I adore this portrait of May Sarton. I used it in a blog post on August 8, 2009. I also used some of the same quotes, but I had a very different reaction to them two years ago.
There is nothing to be done but go ahead with life moment by moment and hour by hour–put out birdseed, tidy the rooms, try to create order and peace around me even if I cannot achieve it inside me.
As the last days of summer float by, I feel like I’m swimming upstream against them, periodically climbing onto the river bank to put out the next fire. I don’t really think that’s what May Sarton meant by going “ahead with life moment by moment.” And, unfortunately, I’m not even in the same universe with putting out birdseed and tidying rooms. How can I have so much to do?
I’ve been printing blank weekly calendars from the internet and making lists, thinking about the best way to shape the mornings, afternoons, and evenings. On one of my lists from yesterday was “schedule time for reading.” You’ve got to be kidding, I say to my list. It’s come to this?
“That was what I was after–a daily rhythm, a kind of fugue of poetry, gardening, sleeping and waking in the house.”
I like fugue for its sense of interweaving of parts, for its writerly rhythm.
But at the moment I’m not sure fugue is going to get it done. In fact, what I need is a general to command the troops, to whip all these to-dos into shape. And less sleep. Maybe if I get up an hour earlier…
Just so you know, Eleanor Marie Sarton was born in Belgium in 1912. All of her quotes in this post can be found in Journal of a Solitude, published in 1973.
How about the rest of you–how are your summers going?
What you need, Cynthia, is a hen. I now put out birdseed every day (twice, sometimes three times) for my beloved Bawk-Bawk. In return, she blesses me with fresh eggs.
Well, a hen would certainly liven the days up around here!
My spirits have lifted since reading this. You have such a lovely way of putting things. It heartens me to think only of the tasks around me while the universe goes to hell. Perhaps if I can cultivate a little order in my little corner of the world, the ripple effect will produce something good.
I don’t know if you meant the post this way, but it was a comfort to me.
I wish I had intended that, Erika, so I’m glad you added your comment, which has caused me to lift my eyes from my little corner to the world around me. Together, we have the whole picture : )
And I’m responding from my desk an hour earlier than I would normally be here.
What beautiful lines! I believe this is a very good advice: “try to create order and peace around me even if I cannot achieve it inside me”, and I like her way of stressing the importance of the everyday & ordinary as a way to establish a rhythm in life.

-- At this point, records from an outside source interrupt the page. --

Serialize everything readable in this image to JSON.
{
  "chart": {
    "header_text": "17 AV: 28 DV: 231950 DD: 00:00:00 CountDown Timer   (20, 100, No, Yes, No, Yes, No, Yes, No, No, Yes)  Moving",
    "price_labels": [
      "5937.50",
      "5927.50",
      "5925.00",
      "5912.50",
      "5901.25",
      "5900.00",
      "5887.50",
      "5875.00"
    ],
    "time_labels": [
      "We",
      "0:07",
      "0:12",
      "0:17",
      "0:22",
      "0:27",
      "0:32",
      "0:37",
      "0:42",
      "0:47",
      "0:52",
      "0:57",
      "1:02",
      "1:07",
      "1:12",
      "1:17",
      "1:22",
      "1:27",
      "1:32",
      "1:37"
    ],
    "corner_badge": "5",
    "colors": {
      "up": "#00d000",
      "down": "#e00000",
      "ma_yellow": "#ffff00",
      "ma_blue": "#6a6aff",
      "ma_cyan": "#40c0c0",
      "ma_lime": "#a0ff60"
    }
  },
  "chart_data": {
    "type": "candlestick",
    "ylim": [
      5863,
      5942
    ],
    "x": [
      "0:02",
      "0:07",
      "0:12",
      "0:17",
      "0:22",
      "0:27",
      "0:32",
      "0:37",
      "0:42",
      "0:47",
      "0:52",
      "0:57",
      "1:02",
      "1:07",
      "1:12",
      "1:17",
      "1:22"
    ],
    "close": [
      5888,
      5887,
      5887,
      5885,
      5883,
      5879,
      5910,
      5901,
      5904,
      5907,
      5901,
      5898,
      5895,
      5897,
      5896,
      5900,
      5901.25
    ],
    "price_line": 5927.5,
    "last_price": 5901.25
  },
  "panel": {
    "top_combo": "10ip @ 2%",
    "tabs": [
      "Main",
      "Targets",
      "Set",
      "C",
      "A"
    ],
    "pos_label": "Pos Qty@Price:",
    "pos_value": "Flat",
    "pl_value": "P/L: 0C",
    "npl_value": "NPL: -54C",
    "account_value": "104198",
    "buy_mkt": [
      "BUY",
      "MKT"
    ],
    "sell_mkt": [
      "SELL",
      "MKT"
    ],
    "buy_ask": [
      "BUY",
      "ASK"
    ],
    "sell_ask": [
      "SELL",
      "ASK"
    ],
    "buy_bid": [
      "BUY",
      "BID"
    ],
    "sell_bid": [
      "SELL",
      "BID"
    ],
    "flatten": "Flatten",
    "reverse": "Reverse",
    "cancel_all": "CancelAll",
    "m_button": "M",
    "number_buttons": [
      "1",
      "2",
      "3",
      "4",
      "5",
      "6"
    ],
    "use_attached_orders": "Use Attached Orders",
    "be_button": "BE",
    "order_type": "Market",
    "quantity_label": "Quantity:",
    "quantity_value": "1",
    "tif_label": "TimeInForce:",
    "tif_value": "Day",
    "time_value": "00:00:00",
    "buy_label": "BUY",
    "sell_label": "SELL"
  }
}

I have never read any of her work, thank you for introducing me to it!
Sigrun, I agree. Start with Journal of a Solitude. You will love it.
Welcome to Catching Days and thanks for leaving a comment.
I really like that painting and the thoughtful words. My summer started out fun with a long vacation of travel and reading. I’ve been too caught up in housework and bad weather (too hot or wet) that I haven’t been able to paint, but today I’m packing my art bag and going. I shall schedule in reading tonight too.
Let’s just do it : )
ps-I’ve gotten up early 2 days in a row now-still don’t seem to be making a dent, though.
This struggle is part of, inseparable from, getting to that place. It is the part where you are trying to get everything you need to get moving in the right direction. One day it flips and you are in the groove you wanted to be in. But I don’t think it happens without this struggle, this effort.
I appreciate your support, Richard.
The idea of scheduling time for reading makes me laugh, because I have done that many times. Scheduling anything and everything (or at least, putting it on a never-completed to-do list) was a constant part of my last 5 years of Ph.D. This summer has been about NOT scheduling or making long to-do lists, and trying to grow into a new way of approaching the whole idea of it for myself.
Getting a hen as Darrelyn suggests seems like a nice, whimsical start actually!
Willow, I have never had to schedule time to read before-it always just seemed to fall into my free time or the evenings…Now I’m using evenings for work too. Oh, summer should be about NOT scheduling things. That’s what I’ll be aiming for next year. Your plan seems to be working for you. I’ve been enjoying your posts. Did you see you are the featured blog here for August : )